The chick selling the Jeep didn’t know why it stopped shifting one day and just parked it. Hazel answered the ad and offered her half the $1,000 asking price, which was accepted. After trailering the Jeep home, Hazel filled and bled the clutch master cylinder, tossed a new battery and some fuel in it, and started driving his new Jeep. The Bestop sliding upper windows were sold, bringing the total purchase price down to $300. The Why-J Wrangler has been seen in numerous stories, including an on-the-cheap interior revamp, Quadratec aluminum rocker armor, homemade fuel tank skidplating on the cheap, Dana 30/Dana 35 upgrades, GenRight rollcage install, and more. It isn’t going anywhere soon.
Vehicle: ’89 Jeep Wrangler
Transmission: AX15 (swapped with Advance Adapters components)
Axles: Dana 30 (front); Dana 35 (rear)
Suspension: 2.5-inch Rubicon Express spring-under system (front and rear)
Wheels: 15x8 Summit Racing Series 50/51
Tires: 31x11.50-15 Interco Super Swamper LTB
Other: 4.88 gears, Eaton ELockers, 30-spline alloy shafts (front and rear); Superior Dana 35 truss; Optima Blue Top battery; GenRight Off Road rollcage; Bestop Trailmax II vinyl seats; JB Conversions slip yoke eliminator; Tom Wood’s Custom Drive Shafts CV shafts (front and rear); Warn Tabor winch.
Best Mod: ELockers and 4.88 gears

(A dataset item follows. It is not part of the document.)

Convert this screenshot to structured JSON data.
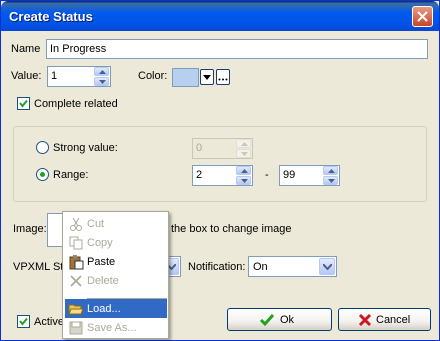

Worst Mod: Retaining internal throwout bearing during AX15 swap.
Future Plans: Add power steering and probably a GM Vortec V-6 swap.
Project Monkey Bus
Hazel really wanted a ZJ or XJ on which he could do a super-fast build and go wheeling, so instead he paid $500 for this ’78 Cherokee Chief that needed absolutely everything. You’ve only just begun to read about the upgrades to the Monkey Bus, but in addition to the BDS suspension and Mickey Thompson wheels and tires, Hazel has already rebuilt or replaced very nearly every stock component on this pig with the exception of the engine and transmission. So what’s next: huge axles, 1,000 horsepower, ice-cold A/C? Wait and see.
Vehicle: ’78 Jeep Cherokee Chief
Engine: 360ci V-8
T-case: Quadra-Trac BW1339
Axles: Dana 44 (front and rear)
Suspension: 4-inch BDS springs (front and rear)
Wheels: 15x8 Mickey Thompson Sidebiter
Tires: 33x12.50R15 Mickey Thompson Baja Claw TTC
Other: Factory 3.31 gears, open diffs (front and rear); Rebuilt factory Motorcraft 2100 carb, brake system, Quadra-Trac, fuel system, front axleshafts, driveshafts; replaced factory water pump, brake master cylinder, fuel pump, fuel lines, rear window motor, dash switches; Z&M Jeeps full wiring harness; MTS fuel tank; Optima Blue Top battery; retro Sun tach
Best Mod: Z&M Jeeps wiring harness
Worst Mod: Keeping factory brake components
Future Plans: GMPP E-Rod 5.3L Gen IV engine, NV4500, T-case swap; gears and lockers; onboard air; and working A/C.